Gaudi & William Morris
10th November 2019
This month, we took a trip to Barcelona. It’s impossible to walk around the city and not see the mark of Antoni Gaudí throughout. The buildings are so stand out, you can’t help but stop and admire them – caught up amongst a throng of locals and tourist alike, you might be a nuisance but, you wouldn’t be to blame.
If you get the opportunity to go to Barcelona, then there’s lots to see of Gaudi’s work. We took a tour of the Casa Batlló, Park Güell and more to see Gaudi’s work. We wanted to show you some photos of our trip and tell you more about Gaudi. We couldn’t help but research further into Gaudi when we got home too, including, a collection to our very own inspiration – William Morris.
A little background, Gaudi was a Catalan architect, born on the 25th June 1852. His distinct style is incredible individual, unable to be replicated and completely, one of a kind. Most, though not all, are located within Barcelona, including, perhaps the most famous worldwide, the Sagrada Familia.

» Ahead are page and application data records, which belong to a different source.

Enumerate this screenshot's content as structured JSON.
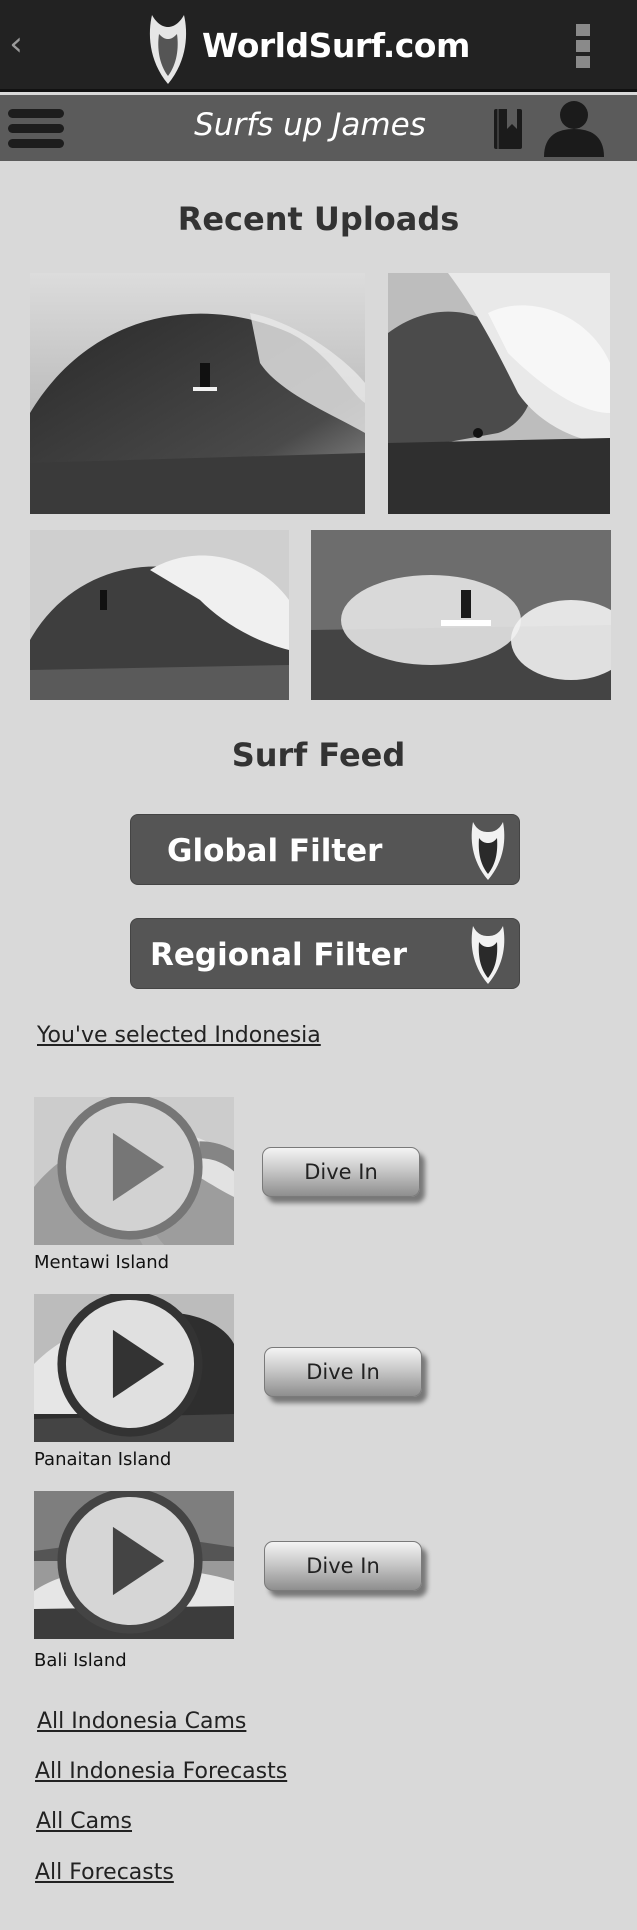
{
  "header": {
    "back_glyph": "‹",
    "brand_title": "WorldSurf.com",
    "logo_icon": "surfboard-logo-icon",
    "menu_icon": "kebab-menu-icon"
  },
  "subheader": {
    "greeting": "Surfs up James",
    "menu_icon": "hamburger-icon",
    "bookmark_icon": "bookmark-icon",
    "user_icon": "user-icon"
  },
  "recent_uploads": {
    "title": "Recent Uploads",
    "photos": [
      "surfer-barrel-photo",
      "big-wave-photo",
      "wave-drop-photo",
      "surfer-spray-photo"
    ]
  },
  "surf_feed": {
    "title": "Surf Feed",
    "global_filter_label": "Global Filter",
    "regional_filter_label": "Regional Filter",
    "selection_text": "You've selected Indonesia"
  },
  "spots": [
    {
      "name": "Mentawi Island",
      "button": "Dive In",
      "loading": true
    },
    {
      "name": "Panaitan Island",
      "button": "Dive In",
      "loading": false
    },
    {
      "name": "Bali Island",
      "button": "Dive In",
      "loading": false
    }
  ],
  "links": {
    "indonesia_cams": "All Indonesia Cams",
    "indonesia_forecasts": "All Indonesia Forecasts",
    "all_cams": "All Cams",
    "all_forecasts": "All Forecasts"
  },
  "colors": {
    "top_bar": "#222222",
    "sub_bar": "#5b5b5b",
    "background": "#d9d9d9",
    "filter_button": "#555555"
  }
}
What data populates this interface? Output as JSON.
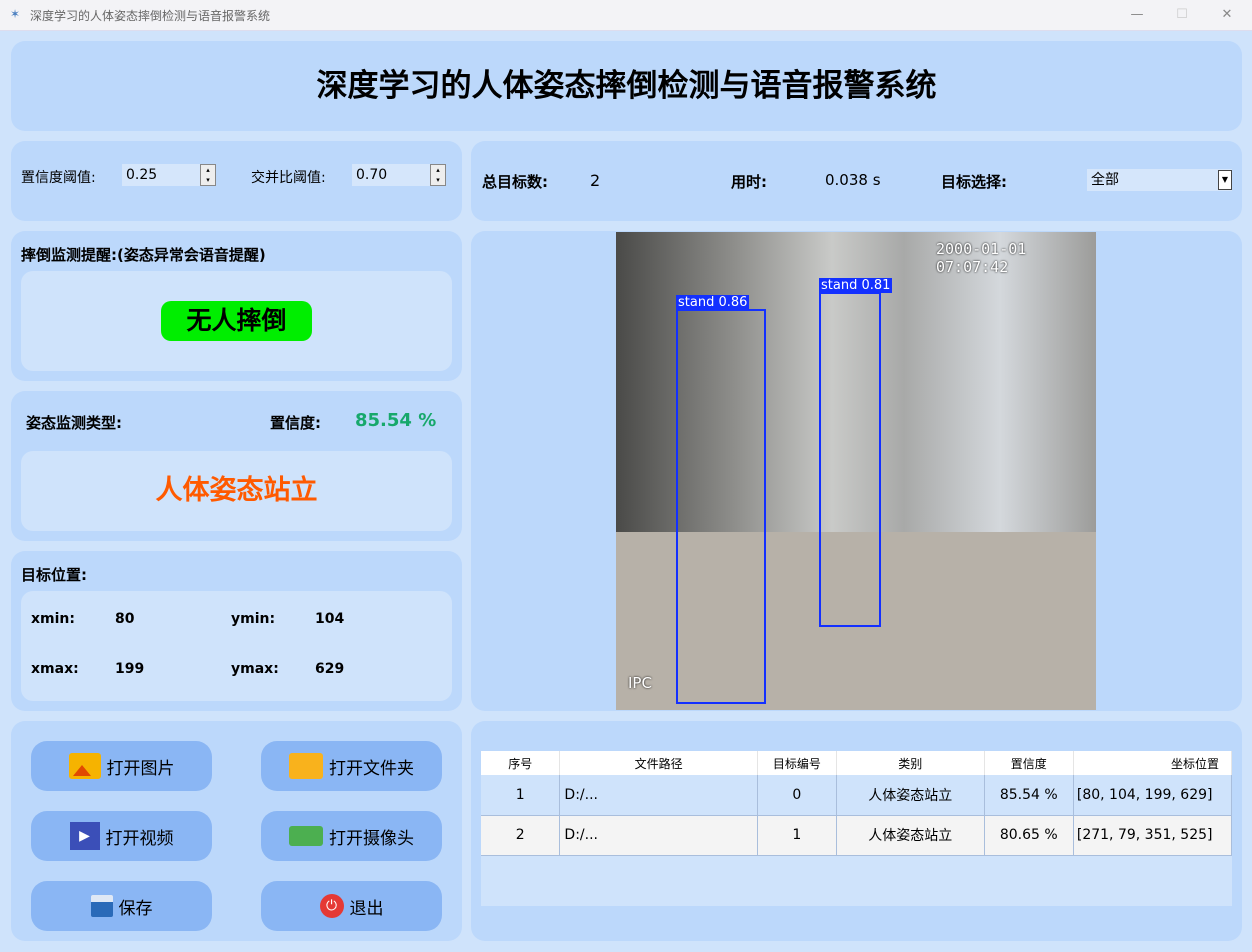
{
  "window": {
    "title": "深度学习的人体姿态摔倒检测与语音报警系统",
    "min": "—",
    "max": "☐",
    "close": "✕"
  },
  "header": {
    "title": "深度学习的人体姿态摔倒检测与语音报警系统"
  },
  "params": {
    "conf_label": "置信度阈值:",
    "conf_value": "0.25",
    "iou_label": "交并比阈值:",
    "iou_value": "0.70"
  },
  "stats": {
    "total_label": "总目标数:",
    "total_value": "2",
    "time_label": "用时:",
    "time_value": "0.038 s",
    "select_label": "目标选择:",
    "select_value": "全部"
  },
  "fall": {
    "label": "摔倒监测提醒:(姿态异常会语音提醒)",
    "status": "无人摔倒",
    "status_color": "#00ee00"
  },
  "pose": {
    "type_label": "姿态监测类型:",
    "conf_label": "置信度:",
    "conf_value": "85.54 %",
    "result": "人体姿态站立",
    "result_color": "#ff5a00"
  },
  "position": {
    "label": "目标位置:",
    "xmin_label": "xmin:",
    "xmin": "80",
    "ymin_label": "ymin:",
    "ymin": "104",
    "xmax_label": "xmax:",
    "xmax": "199",
    "ymax_label": "ymax:",
    "ymax": "629"
  },
  "image": {
    "timestamp": "2000-01-01 07:07:42",
    "watermark": "IPC",
    "boxes": [
      {
        "label": "stand 0.86"
      },
      {
        "label": "stand 0.81"
      }
    ]
  },
  "buttons": {
    "open_image": "打开图片",
    "open_folder": "打开文件夹",
    "open_video": "打开视频",
    "open_camera": "打开摄像头",
    "save": "保存",
    "exit": "退出"
  },
  "table": {
    "headers": [
      "序号",
      "文件路径",
      "目标编号",
      "类别",
      "置信度",
      "坐标位置"
    ],
    "rows": [
      [
        "1",
        "D:/...",
        "0",
        "人体姿态站立",
        "85.54 %",
        "[80, 104, 199, 629]"
      ],
      [
        "2",
        "D:/...",
        "1",
        "人体姿态站立",
        "80.65 %",
        "[271, 79, 351, 525]"
      ]
    ]
  }
}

His influence? Nature and religion. The creations he made, you can tell he thought of absolutely everything. The Sagrada Familia for example, he knew he would never be able to see the completion of the project. He therefore laid out a plan to be followed by his predecessors. It is clear that in his works, every detail is considered, the tour took us through everything – from the way the window handles were easy for the user to open to the considered ceramics – in Casa Batlló the tiles in the centre go from dark to light blue as they go up. That’s due to the light hitting them during the day to give depth.

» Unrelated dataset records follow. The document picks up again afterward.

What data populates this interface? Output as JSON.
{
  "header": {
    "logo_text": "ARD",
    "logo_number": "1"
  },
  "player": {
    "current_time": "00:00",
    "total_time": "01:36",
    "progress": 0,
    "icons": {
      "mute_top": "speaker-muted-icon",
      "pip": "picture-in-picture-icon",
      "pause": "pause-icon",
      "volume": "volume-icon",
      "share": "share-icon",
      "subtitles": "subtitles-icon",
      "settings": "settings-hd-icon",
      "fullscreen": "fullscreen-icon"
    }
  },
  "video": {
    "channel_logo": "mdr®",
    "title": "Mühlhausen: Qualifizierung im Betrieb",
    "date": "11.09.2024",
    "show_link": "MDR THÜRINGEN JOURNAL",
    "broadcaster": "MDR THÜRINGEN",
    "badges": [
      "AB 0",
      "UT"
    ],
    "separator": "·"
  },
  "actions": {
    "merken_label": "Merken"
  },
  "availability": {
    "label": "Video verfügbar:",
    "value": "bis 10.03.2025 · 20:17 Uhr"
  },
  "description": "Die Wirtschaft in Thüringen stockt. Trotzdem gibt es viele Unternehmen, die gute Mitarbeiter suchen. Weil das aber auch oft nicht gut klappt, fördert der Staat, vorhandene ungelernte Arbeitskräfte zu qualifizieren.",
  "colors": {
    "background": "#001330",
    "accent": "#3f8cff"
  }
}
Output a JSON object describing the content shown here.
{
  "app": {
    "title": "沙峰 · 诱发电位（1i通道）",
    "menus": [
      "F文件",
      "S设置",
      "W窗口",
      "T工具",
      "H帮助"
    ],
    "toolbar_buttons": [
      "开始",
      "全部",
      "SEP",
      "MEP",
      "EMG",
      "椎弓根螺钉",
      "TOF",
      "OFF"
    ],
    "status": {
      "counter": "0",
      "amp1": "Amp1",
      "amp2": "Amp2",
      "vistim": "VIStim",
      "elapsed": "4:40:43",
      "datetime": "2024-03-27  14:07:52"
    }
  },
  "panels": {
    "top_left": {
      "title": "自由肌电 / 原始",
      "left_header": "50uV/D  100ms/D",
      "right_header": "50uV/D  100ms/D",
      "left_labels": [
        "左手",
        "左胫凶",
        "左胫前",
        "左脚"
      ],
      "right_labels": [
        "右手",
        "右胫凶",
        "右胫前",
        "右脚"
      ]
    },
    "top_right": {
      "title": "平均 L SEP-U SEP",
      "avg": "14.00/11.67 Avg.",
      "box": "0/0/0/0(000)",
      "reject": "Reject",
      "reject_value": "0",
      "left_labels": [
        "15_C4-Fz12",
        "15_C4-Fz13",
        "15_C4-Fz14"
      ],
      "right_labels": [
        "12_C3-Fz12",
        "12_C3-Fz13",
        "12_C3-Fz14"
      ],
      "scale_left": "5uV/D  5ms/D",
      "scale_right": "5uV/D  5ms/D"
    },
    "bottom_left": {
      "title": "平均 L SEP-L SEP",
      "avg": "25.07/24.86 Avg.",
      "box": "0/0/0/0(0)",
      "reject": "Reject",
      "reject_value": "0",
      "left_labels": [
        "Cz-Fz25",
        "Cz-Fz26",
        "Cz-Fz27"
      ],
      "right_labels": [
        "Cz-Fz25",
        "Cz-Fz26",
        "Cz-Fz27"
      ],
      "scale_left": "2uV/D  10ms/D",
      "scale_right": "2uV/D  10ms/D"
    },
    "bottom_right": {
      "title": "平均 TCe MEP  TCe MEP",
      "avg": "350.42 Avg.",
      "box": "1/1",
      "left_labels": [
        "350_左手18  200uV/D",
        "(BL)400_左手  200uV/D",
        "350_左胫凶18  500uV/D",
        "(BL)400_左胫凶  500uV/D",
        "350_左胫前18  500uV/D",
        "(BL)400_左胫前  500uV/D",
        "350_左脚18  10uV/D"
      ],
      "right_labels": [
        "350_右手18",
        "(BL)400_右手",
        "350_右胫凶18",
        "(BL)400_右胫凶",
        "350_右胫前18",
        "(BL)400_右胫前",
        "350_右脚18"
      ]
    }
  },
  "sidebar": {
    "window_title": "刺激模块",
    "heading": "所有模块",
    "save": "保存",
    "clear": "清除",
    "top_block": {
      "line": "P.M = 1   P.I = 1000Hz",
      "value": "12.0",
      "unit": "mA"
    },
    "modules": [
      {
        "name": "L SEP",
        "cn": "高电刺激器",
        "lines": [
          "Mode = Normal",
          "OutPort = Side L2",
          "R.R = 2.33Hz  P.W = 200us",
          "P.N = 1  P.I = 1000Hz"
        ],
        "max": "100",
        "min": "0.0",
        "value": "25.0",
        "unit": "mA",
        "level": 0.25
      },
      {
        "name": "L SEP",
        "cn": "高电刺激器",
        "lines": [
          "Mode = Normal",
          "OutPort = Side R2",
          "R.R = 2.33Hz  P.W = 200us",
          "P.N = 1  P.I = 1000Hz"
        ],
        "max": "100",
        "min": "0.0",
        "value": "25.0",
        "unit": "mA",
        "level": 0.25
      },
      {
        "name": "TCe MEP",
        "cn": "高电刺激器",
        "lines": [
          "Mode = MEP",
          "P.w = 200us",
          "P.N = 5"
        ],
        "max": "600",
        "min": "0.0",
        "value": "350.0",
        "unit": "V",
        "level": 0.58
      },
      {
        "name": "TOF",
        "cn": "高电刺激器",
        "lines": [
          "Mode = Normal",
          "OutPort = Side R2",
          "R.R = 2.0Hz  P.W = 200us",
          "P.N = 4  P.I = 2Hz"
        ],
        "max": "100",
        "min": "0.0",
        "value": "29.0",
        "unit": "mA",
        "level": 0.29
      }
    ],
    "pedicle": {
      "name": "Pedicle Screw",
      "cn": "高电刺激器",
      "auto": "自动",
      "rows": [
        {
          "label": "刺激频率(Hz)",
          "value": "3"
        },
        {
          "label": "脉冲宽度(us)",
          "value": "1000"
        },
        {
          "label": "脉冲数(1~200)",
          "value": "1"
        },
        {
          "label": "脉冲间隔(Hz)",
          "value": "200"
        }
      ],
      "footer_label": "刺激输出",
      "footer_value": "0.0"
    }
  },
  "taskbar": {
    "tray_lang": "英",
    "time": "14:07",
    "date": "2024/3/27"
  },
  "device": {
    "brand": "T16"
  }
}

He was influenced by neo-Gothic art and Oriental techniques, meaning he was part of the Modernista movement. Today, he remains one of the most famous architects in the world, between 1984 and 2005, seven of his works became World Heritage Sites.
The Sagarda Familia, in itself, is one of the most beautiful places we’ve been. If you can, please try time your visit for a sunrise or set – the sun throws intense light through stained glass and it’s a magical experience. At one side of the church the Nativity scene is shown and the windows are blues and greens, at the other, the Passions of Christ is depicted, the windows at this side are oranges and yellows. It’s a unique experience. The architecture within too, is spectacular – the pillars show his nature influence as they’re trees – the structural support is important but also, they make the church absolutely unique.
And Morris? Where does he come into it? Well, Morris was an advocate of ornamentation as shown by his work with stained glass and other forms of art. He showed an interest and passion for a wealth of different forms of art throughout his career. Gaudi too, showed a passion for multiple art forms and implemented these into his work. Ceramics, plastering, sculpting and more are all featured within his home. Gaudi was inspired by the oriental arts from India, Persia and Japan – through the study of architectural theoreticians such as William Morris, John Ruskin and Walter Pater. These are known by experts to be seen in his works such as Capricho, the Güell Palace, the Güell Pavilions and the Casa Vicens.
A remarkable man with an incredible talent, it’s impossible to pack the man and his work into one blog. Perhaps we will revisit his work in another blog – we definitely have enough images of ceramics and details within the architecture to fill them! Have you ever visited works of Gaudi? Which ones were your favourites? We’d love to know.